Browse through the newspapers, some of which you could just grab from any street corner newsstand without losing a dime, you could find a resort or activity that would surely amuse you once you have what it takes to get there. But it is totally bewitching how a sport, horse racing, has grown beyond just a craze to a whole industry attracting devotees and fans and jockeys from all over the world to camp there thus transforming a sedate Louisville to one roaring rollicking and bustling city for a month or two with everything to be got on the market including accommodation and transportation doubling in price. A whole host of allied activities like betting, cafes, museums of horsing curios and clubs have all mushroomed around this whole craze.

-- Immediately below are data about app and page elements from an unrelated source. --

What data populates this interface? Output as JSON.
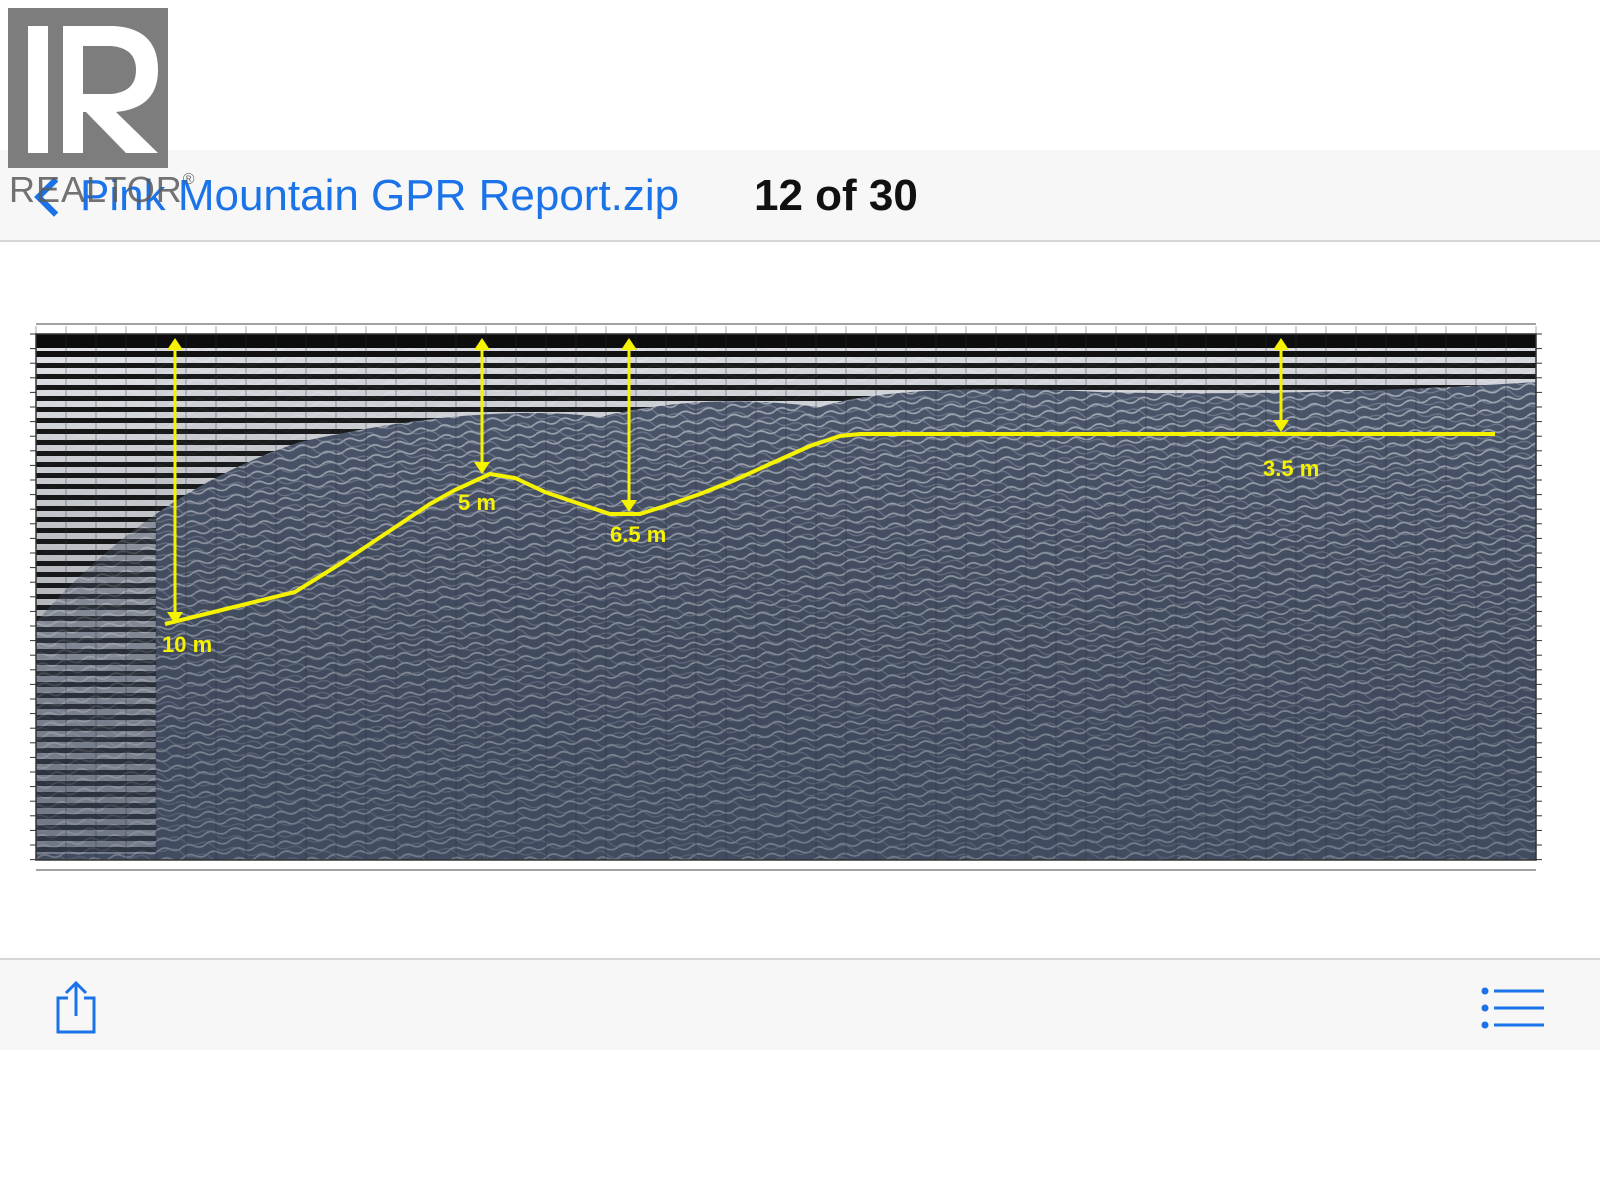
{
  "logo": {
    "text": "REALTOR",
    "mark": "®"
  },
  "nav": {
    "back_label": "Pink Mountain GPR Report.zip",
    "counter": "12 of 30"
  },
  "figure": {
    "annotations": [
      "10 m",
      "5 m",
      "6.5 m",
      "3.5 m"
    ],
    "colors": {
      "line": "#f5f300",
      "background": "#4e576b"
    }
  },
  "toolbar": {
    "share_icon": "share-icon",
    "list_icon": "list-icon"
  },
  "colors": {
    "accent": "#1a73e8"
  }
}
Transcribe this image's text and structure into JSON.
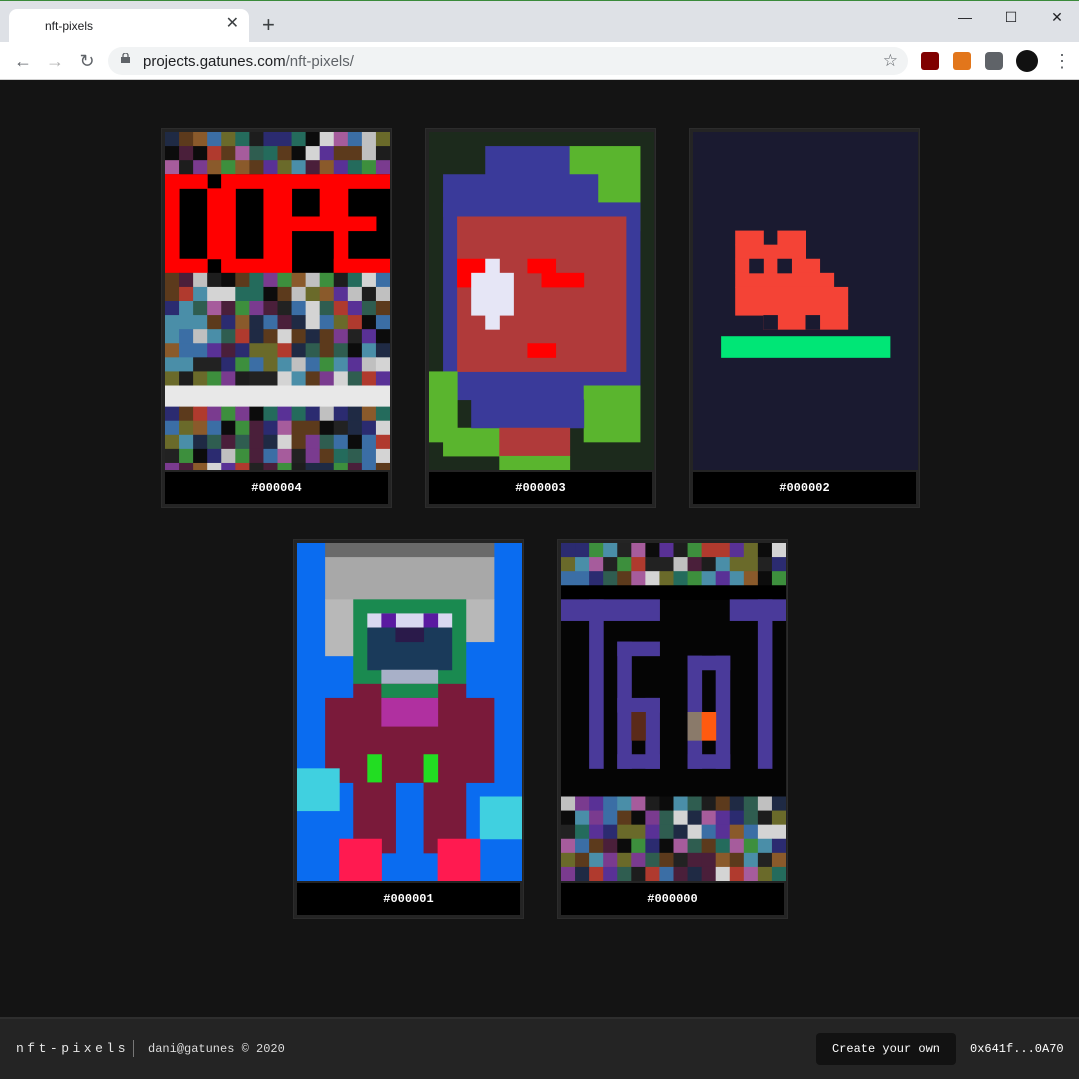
{
  "browser": {
    "tab_title": "nft-pixels",
    "url_host": "projects.gatunes.com",
    "url_path": "/nft-pixels/"
  },
  "cards": [
    {
      "label": "#000004",
      "art": "dope"
    },
    {
      "label": "#000003",
      "art": "mask"
    },
    {
      "label": "#000002",
      "art": "invader"
    },
    {
      "label": "#000001",
      "art": "robot"
    },
    {
      "label": "#000000",
      "art": "text"
    }
  ],
  "footer": {
    "brand": "nft-pixels",
    "copyright": "dani@gatunes © 2020",
    "create_label": "Create your own",
    "address": "0x641f...0A70"
  },
  "colors": {
    "page_bg": "#141414",
    "footer_bg": "#242424",
    "invader_red": "#f44336",
    "invader_ground": "#00e676"
  }
}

Nothing demonstrates the Americans’ capacity to relax more than the ease with which they could get down and lay down sometimes on green carpets of grass as they drink, sway and holler out to the joy of being American on that glorious National Day with firecrackers metamorphosing into radiant assortments of colors and sounds all to the excitement and attention of a whole land bedecked with multicolors in celebration. Almost all the houses ,uniformly white, could be easily mistaken for alternate White Houses as the star spangled banner flutters excitingly on, as their inmates celebrate another year added to the life of a land of opportunities and higher aspirations in science as well as the arts. We were all awe-struck at the total abandon with which Americans of all ages, color and gender celebrate and affirm their nationhood and their ability to come together en-masse and in droves to the waterfront park parking a fleets of vehicles and surging forward to the crowds of jubilating fellow citizens sitting on blankets, grass, plastic or cloth chairs. Others simply stood or sauntered around the wide field with a carefree joy and vibrant cheerfulness munching huge pizzas whilst chatting others, laughing, dancing, swaying and romancing in consonance with the melodious rhythms emanating from the country and blue grass music groups on stage. Obesity which seems like the greatest social and health menace here is no hindrance to a bulky American letting off steam and celebrating with his kins to the glory and joy of belonging to a country that is both loved, hated as well as envied but that always compels international attention.